TOKYO, Japan — The United States Wheelchair Rugby Team beat New Zealand yesterday at their very first Tokyo 2020 Paralympic match, winning 65-35 and starting strong. Today they kept the momentum up, winning against rival Canada 58-54 in the pool phase for group B, led by Team USA flag-bearer Chuck Aoki with 30 tries.
Someone watching during the first half would have their head would spin from the speed with which the teams alternated getting the ball past each other’s goal lines. When one team scored, the other would swoop in and snag a try immediately after. They stayed at each other’s heels, one team then the other- toe to toe like a great boxing match for the entire first two quarters.
“Canada plays a really tough, aggressive form of defense, and so we’ve got to weather that too and I thought we did a better job in the second half doing that. First half, maybe we weren’t ready for it,” said team co-captain Joe Delagrave.
It wasn’t until the second half that they were able to “widen the gap,” as Delagrave put it.
Canada’s Zak Madell gave the U.S. a run for its money with 31 tries, one more than Aoki scored during the match.
“[Us and Canada] know each other really, really well, and so it’s like, who is gonna execute?” said Delagrave.
“Know each other well” may even be an understatement when referring to USA and Canada in wheelchair rugby.
The history behind the deep-rooted rivalry between the U.S. and Canadian teams is a long and complicated one, but also one that has evolved throughout the years and taken on a friendlier tone than the days of 2005 documentary film “Murderball.”
“Canada is a phenomenal opponent, they brought their A-game, and to get a win in such a challenging game like that is awesome,” Aoki said. “We were kind of letting them dictate the pace, them dictate the flow of the game, and so it was a little frustrating, but I thought we did a nice job of settling down in the second quarter, and in the third and the fourth, and really taking control of the initiative.”
Having to go up against fearsome competitors day after day must be exhausting, but the team maintains their adrenaline to come out on top.
“We just keep the energy up all the way through. . . A lot of the guys have natural high levels of energy. I like to recover a lot, get a lot of rest and recovery, and be prepared to come out the next day hard,” said Joshua Wheeler.
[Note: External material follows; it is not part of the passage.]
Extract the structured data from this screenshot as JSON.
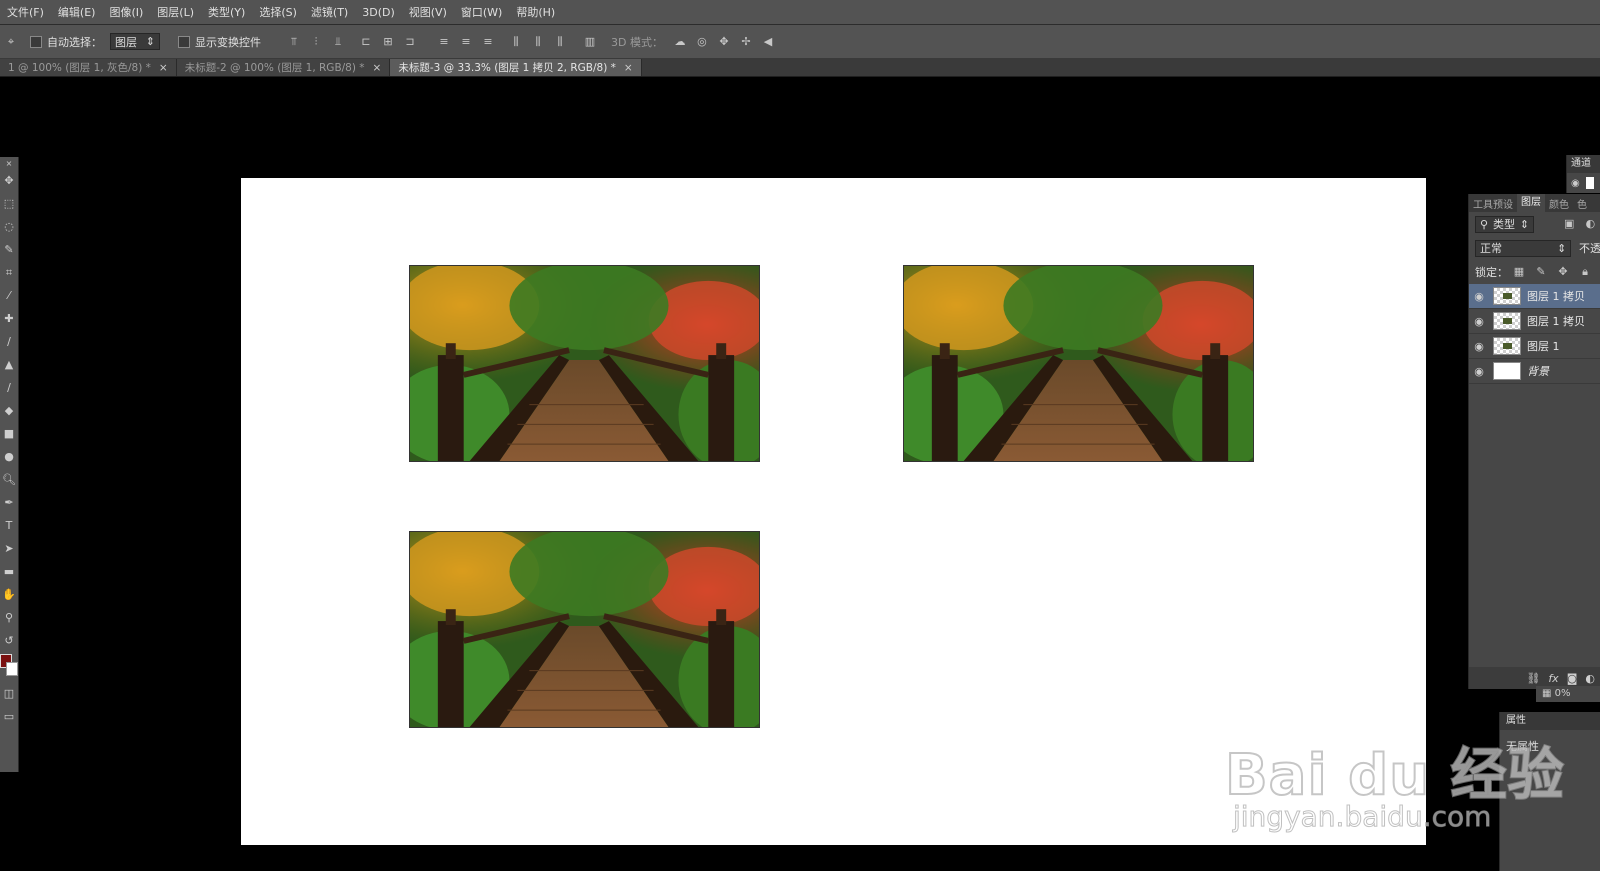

The team had to switch jerseys in the halftime due to visibility issues; USA and Canada were both outfitted in black, making it difficult for referees and the audience to tell them apart. They re-emerged in white, and Delagrave joked that they were like “The Mighty Ducks 2.”
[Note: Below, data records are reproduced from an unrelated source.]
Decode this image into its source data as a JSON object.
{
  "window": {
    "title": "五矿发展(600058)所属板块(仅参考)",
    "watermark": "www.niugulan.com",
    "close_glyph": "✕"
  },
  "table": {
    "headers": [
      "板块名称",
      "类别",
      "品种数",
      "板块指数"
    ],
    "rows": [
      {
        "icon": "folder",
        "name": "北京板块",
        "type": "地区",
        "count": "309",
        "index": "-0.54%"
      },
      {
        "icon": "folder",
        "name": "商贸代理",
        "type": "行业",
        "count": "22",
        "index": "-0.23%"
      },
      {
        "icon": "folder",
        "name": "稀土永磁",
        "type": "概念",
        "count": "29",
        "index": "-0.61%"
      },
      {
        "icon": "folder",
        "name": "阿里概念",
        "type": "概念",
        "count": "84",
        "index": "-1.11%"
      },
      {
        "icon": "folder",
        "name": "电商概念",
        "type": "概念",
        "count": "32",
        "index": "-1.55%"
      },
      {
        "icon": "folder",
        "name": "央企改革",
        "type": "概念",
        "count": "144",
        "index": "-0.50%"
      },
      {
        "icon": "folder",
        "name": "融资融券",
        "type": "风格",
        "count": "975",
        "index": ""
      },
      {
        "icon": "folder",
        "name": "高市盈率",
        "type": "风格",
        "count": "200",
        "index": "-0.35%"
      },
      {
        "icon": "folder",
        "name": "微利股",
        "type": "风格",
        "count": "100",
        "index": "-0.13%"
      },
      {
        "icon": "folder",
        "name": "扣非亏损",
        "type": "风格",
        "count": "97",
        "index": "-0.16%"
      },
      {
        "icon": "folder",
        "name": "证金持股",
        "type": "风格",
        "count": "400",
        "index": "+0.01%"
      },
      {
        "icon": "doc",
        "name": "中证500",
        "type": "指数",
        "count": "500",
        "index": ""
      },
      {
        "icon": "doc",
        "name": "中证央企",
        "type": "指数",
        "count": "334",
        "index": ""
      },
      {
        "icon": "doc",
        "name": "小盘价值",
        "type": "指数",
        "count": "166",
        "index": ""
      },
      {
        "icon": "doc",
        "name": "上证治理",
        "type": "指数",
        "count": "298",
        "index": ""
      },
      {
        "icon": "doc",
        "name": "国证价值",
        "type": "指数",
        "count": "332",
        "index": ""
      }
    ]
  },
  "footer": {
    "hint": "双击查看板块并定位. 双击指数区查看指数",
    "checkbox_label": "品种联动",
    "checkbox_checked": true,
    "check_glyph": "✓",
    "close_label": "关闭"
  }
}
They all seemed in good spirits after having won their second preliminary match, and none of them expressed having had even a moment of doubt in their ability to win the game.
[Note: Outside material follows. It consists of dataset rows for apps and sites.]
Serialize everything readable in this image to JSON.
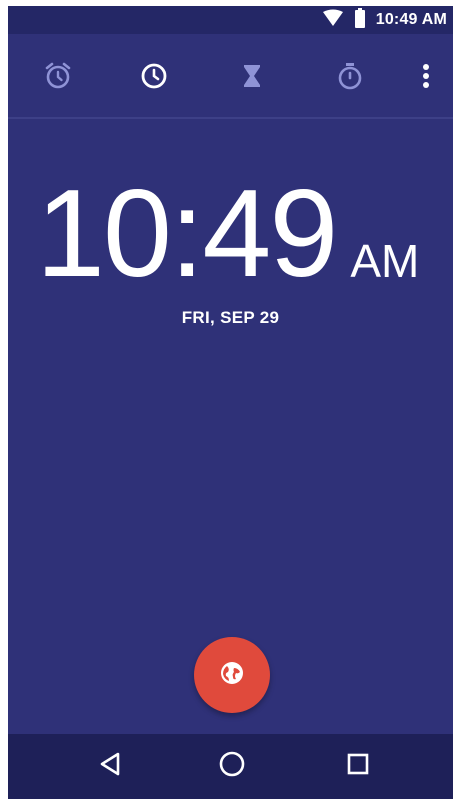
{
  "status_bar": {
    "time": "10:49 AM",
    "wifi_icon": "wifi-icon",
    "battery_icon": "battery-icon"
  },
  "tabs": [
    {
      "name": "alarm",
      "icon": "alarm-icon"
    },
    {
      "name": "clock",
      "icon": "clock-icon"
    },
    {
      "name": "timer",
      "icon": "hourglass-icon"
    },
    {
      "name": "stopwatch",
      "icon": "stopwatch-icon"
    }
  ],
  "overflow_menu_icon": "more-vert-icon",
  "clock": {
    "time": "10:49",
    "ampm": "AM",
    "date": "FRI, SEP 29"
  },
  "fab": {
    "icon": "globe-icon",
    "color": "#e04a3c"
  },
  "nav_bar": {
    "back_icon": "back-triangle-icon",
    "home_icon": "home-circle-icon",
    "recents_icon": "recents-square-icon"
  },
  "colors": {
    "background": "#2f3178",
    "status_bar": "#242766",
    "nav_bar": "#1e2058",
    "tab_icon": "#8f93d6",
    "tab_icon_active": "#ffffff",
    "fab": "#e04a3c"
  }
}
“I was pretty confident the whole way though. Even when we were down by three, whenever that was, I was pretty confident that we were gonna bring it back,” said Wheeler.
And bring it back they did. All the way back past Canada’s goal line for the winning score.
The team’s last gold medal was in Beijing in 2008; They lost to Australia in a match for gold at the 2016 Rio Paralympics. This might just be their chance for a rematch.
“We took a lot of hits today and we came out on top, so I think it will give our team a lot of confidence knowing that whatever adversity we face in the next few days, we’ll be able to fight through it and hopefully come out on top again,” Aoki said.
U.S. Head Coach James Gumbert also feels that the team is ready to face any challenge.
“We are sharp (and) I feel very confident about our ability to go out and play with anybody in this tournament,” said Gumbert.
For team Canada it will be a tough battle to the next round as it stands now. Canada sits at the bottom of the pool with New Zealand, Great Britain, and The United States above them in that order. With the win, the United States finds a place in the next round.
The United States next plays Great Britain, finishing off Pool play on August 27th at 20:30 local time, (4:30 AM EST).